» **Supplied data**:
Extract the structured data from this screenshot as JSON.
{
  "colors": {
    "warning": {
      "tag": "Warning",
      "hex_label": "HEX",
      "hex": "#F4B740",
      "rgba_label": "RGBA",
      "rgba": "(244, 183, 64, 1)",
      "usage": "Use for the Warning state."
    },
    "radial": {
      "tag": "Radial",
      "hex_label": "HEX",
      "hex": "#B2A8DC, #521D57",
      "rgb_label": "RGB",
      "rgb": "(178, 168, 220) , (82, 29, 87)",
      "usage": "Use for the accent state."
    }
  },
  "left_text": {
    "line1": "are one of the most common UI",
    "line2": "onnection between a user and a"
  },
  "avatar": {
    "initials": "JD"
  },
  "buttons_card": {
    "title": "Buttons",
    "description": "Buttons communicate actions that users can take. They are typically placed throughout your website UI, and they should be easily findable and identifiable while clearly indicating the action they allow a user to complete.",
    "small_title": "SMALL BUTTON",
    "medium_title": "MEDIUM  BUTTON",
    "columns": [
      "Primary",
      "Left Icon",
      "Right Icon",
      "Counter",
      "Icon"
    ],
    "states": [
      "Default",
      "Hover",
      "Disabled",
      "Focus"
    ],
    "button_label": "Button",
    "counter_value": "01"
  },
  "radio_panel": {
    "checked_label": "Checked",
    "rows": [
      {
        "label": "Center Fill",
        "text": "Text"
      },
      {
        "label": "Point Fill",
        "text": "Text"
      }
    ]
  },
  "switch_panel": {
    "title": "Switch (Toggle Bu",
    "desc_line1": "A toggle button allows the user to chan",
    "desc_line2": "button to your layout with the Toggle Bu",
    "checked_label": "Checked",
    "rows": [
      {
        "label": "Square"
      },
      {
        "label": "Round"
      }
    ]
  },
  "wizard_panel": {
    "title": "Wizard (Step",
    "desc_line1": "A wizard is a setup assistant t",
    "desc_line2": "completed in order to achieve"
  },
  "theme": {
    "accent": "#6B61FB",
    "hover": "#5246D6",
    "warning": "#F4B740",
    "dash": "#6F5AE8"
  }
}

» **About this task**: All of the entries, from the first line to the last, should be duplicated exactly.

» **Task solution**:
Extract the structured data from this screenshot as JSON.
{
  "colors": {
    "warning": {
      "tag": "Warning",
      "hex_label": "HEX",
      "hex": "#F4B740",
      "rgba_label": "RGBA",
      "rgba": "(244, 183, 64, 1)",
      "usage": "Use for the Warning state."
    },
    "radial": {
      "tag": "Radial",
      "hex_label": "HEX",
      "hex": "#B2A8DC, #521D57",
      "rgb_label": "RGB",
      "rgb": "(178, 168, 220) , (82, 29, 87)",
      "usage": "Use for the accent state."
    }
  },
  "left_text": {
    "line1": "are one of the most common UI",
    "line2": "onnection between a user and a"
  },
  "avatar": {
    "initials": "JD"
  },
  "buttons_card": {
    "title": "Buttons",
    "description": "Buttons communicate actions that users can take. They are typically placed throughout your website UI, and they should be easily findable and identifiable while clearly indicating the action they allow a user to complete.",
    "small_title": "SMALL BUTTON",
    "medium_title": "MEDIUM  BUTTON",
    "columns": [
      "Primary",
      "Left Icon",
      "Right Icon",
      "Counter",
      "Icon"
    ],
    "states": [
      "Default",
      "Hover",
      "Disabled",
      "Focus"
    ],
    "button_label": "Button",
    "counter_value": "01"
  },
  "radio_panel": {
    "checked_label": "Checked",
    "rows": [
      {
        "label": "Center Fill",
        "text": "Text"
      },
      {
        "label": "Point Fill",
        "text": "Text"
      }
    ]
  },
  "switch_panel": {
    "title": "Switch (Toggle Bu",
    "desc_line1": "A toggle button allows the user to chan",
    "desc_line2": "button to your layout with the Toggle Bu",
    "checked_label": "Checked",
    "rows": [
      {
        "label": "Square"
      },
      {
        "label": "Round"
      }
    ]
  },
  "wizard_panel": {
    "title": "Wizard (Step",
    "desc_line1": "A wizard is a setup assistant t",
    "desc_line2": "completed in order to achieve"
  },
  "theme": {
    "accent": "#6B61FB",
    "hover": "#5246D6",
    "warning": "#F4B740",
    "dash": "#6F5AE8"
  }
}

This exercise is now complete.